I also use my end-of-May review to look over my client list. I note how often each one requests work (weekly, monthly, sporadically), my contracted or agreed-upon rates, their payment method and pay cycle, and even whether I like working for and with them.
The benefit of reviewing your client list semi-annually is that it helps you realize how important each one is to the health of your business. For instance, if you only have one or two regular clients and all of the rest are sporadic, it may be time to find more regulars so you have continual work even if one slides off.
Looking at your clients also helps you decide whether you want to keep them or if it’s time to move on. Maybe you no longer enjoy their projects or they’ve become too demanding. Letting them go can give you the space to work with clients who make you feel valued or who don’t suck up all of your time.
One of the main reasons to do a mid-year review is to help determine whether you’re going to hit your business goals.
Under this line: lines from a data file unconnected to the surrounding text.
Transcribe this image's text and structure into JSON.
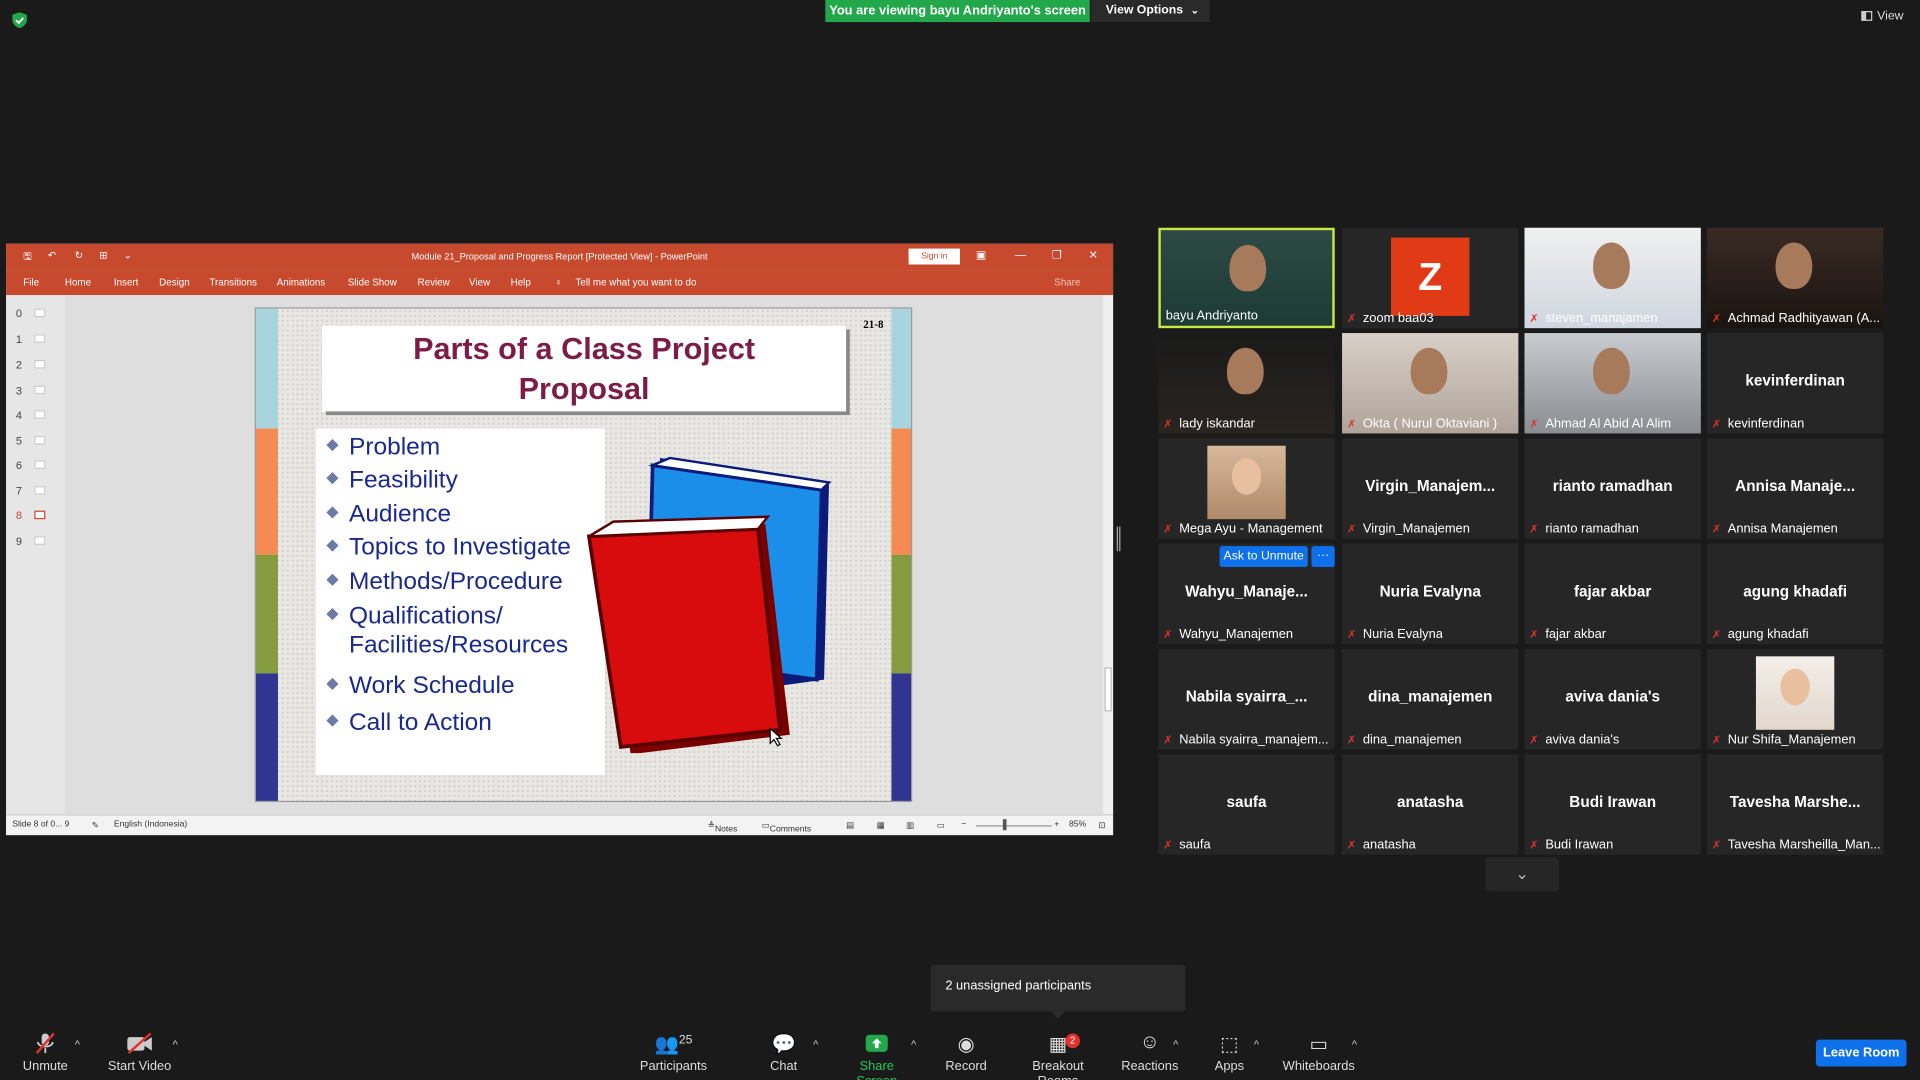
{
  "top": {
    "viewing_banner": "You are viewing bayu Andriyanto's screen",
    "view_options": "View Options",
    "view": "View"
  },
  "ppt": {
    "window_title": "Module 21_Proposal and Progress Report [Protected View]  -  PowerPoint",
    "sign_in": "Sign in",
    "tabs": [
      "File",
      "Home",
      "Insert",
      "Design",
      "Transitions",
      "Animations",
      "Slide Show",
      "Review",
      "View",
      "Help"
    ],
    "tell_me": "Tell me what you want to do",
    "share": "Share",
    "thumbnails": [
      "0",
      "1",
      "2",
      "3",
      "4",
      "5",
      "6",
      "7",
      "8",
      "9"
    ],
    "status": {
      "slide": "Slide 8 of 0... 9",
      "language": "English (Indonesia)",
      "notes": "Notes",
      "comments": "Comments",
      "zoom": "85%"
    },
    "slide": {
      "number": "21-8",
      "title_line1": "Parts of a Class Project",
      "title_line2": "Proposal",
      "bullets": [
        "Problem",
        "Feasibility",
        "Audience",
        "Topics to Investigate",
        "Methods/Procedure",
        "Qualifications/",
        "Facilities/Resources",
        "Work Schedule",
        "Call to Action"
      ]
    }
  },
  "participants": [
    {
      "name": "bayu Andriyanto",
      "big": "",
      "video": "person"
    },
    {
      "name": "zoom baa03",
      "big": "Z",
      "video": "avatar"
    },
    {
      "name": "steven_manajamen",
      "big": "",
      "video": "person2"
    },
    {
      "name": "Achmad Radhityawan (A...",
      "big": "",
      "video": "person3"
    },
    {
      "name": "lady iskandar",
      "big": "",
      "video": "person4"
    },
    {
      "name": "Okta ( Nurul Oktaviani )",
      "big": "",
      "video": "person5"
    },
    {
      "name": "Ahmad Al Abid Al Alim",
      "big": "",
      "video": "person6"
    },
    {
      "name": "kevinferdinan",
      "big": "kevinferdinan",
      "video": ""
    },
    {
      "name": "Mega Ayu - Management",
      "big": "",
      "video": "photo"
    },
    {
      "name": "Virgin_Manajemen",
      "big": "Virgin_Manajem...",
      "video": ""
    },
    {
      "name": "rianto ramadhan",
      "big": "rianto ramadhan",
      "video": ""
    },
    {
      "name": "Annisa Manajemen",
      "big": "Annisa  Manaje...",
      "video": ""
    },
    {
      "name": "Wahyu_Manajemen",
      "big": "Wahyu_Manaje...",
      "video": ""
    },
    {
      "name": "Nuria Evalyna",
      "big": "Nuria Evalyna",
      "video": ""
    },
    {
      "name": "fajar akbar",
      "big": "fajar akbar",
      "video": ""
    },
    {
      "name": "agung khadafi",
      "big": "agung khadafi",
      "video": ""
    },
    {
      "name": "Nabila syairra_manajem...",
      "big": "Nabila  syairra_...",
      "video": ""
    },
    {
      "name": "dina_manajemen",
      "big": "dina_manajemen",
      "video": ""
    },
    {
      "name": "aviva dania's",
      "big": "aviva dania's",
      "video": ""
    },
    {
      "name": "Nur Shifa_Manajemen",
      "big": "",
      "video": "photo2"
    },
    {
      "name": "saufa",
      "big": "saufa",
      "video": ""
    },
    {
      "name": "anatasha",
      "big": "anatasha",
      "video": ""
    },
    {
      "name": "Budi Irawan",
      "big": "Budi Irawan",
      "video": ""
    },
    {
      "name": "Tavesha Marsheilla_Man...",
      "big": "Tavesha  Marshe...",
      "video": ""
    }
  ],
  "ask_to_unmute": "Ask to Unmute",
  "tooltip": "2 unassigned participants",
  "toolbar": {
    "unmute": "Unmute",
    "start_video": "Start Video",
    "participants": "Participants",
    "participants_count": "25",
    "chat": "Chat",
    "share_screen": "Share Screen",
    "record": "Record",
    "breakout": "Breakout Rooms",
    "breakout_badge": "2",
    "reactions": "Reactions",
    "apps": "Apps",
    "whiteboards": "Whiteboards",
    "leave": "Leave Room"
  }
}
Setting goals keeps you moving forward. It gives you something to aim for while also providing a yardstick as to how you’re doing along the way.
Hopefully you wrote your business goals down at the beginning of the year. Take a look at what you wanted to accomplish and see whether you are halfway there. If you’re right where you want to be, congratulations and keep doing what you’re doing because it’s obviously working! If you’re not, create an action plan that can help you get better results.
While you’re reviewing the goals that you set several months ago, also consider any new goals that you want to reach. Maybe you’ve recently decided that you want to expand your services. Set goals for when you’ll complete any training you’ll need or when you’ll acquire your first client.
Sometimes setting new goals is more a process of letting go of goals that no longer serve you and pursuing different goals instead. For instance, a few years ago, my mid-year goal was to gain a certain number of new clients. Yet, what I discovered I really wanted was to serve my current clients better, gaining their trust to work on more projects. So, don’t be afraid to change your goals as needed to better suit your desired outcome.
In the end, my number one goal as a solopreneur is to be happy. If I ever get to a point where I’m spending more energy on surviving versus thriving, then something needs to change. So, I always use my mid-year review as the opportunity to pay attention to how I’m feeling.
You can do this too by asking whether there are any aspects of your business that are taking away from your enjoyment as a one-person business. Are your work hours what you want? Do you have a good work-life balance?
Sometimes we get so lost in the day-to-day operations of our business that we forget to notice whether we are truly happy doing what we’re doing. If you are, great! But if you’re not, you still have time to make changes. This can result in a more favorable end-of-year review, which you’ll be doing in just a few months.short url: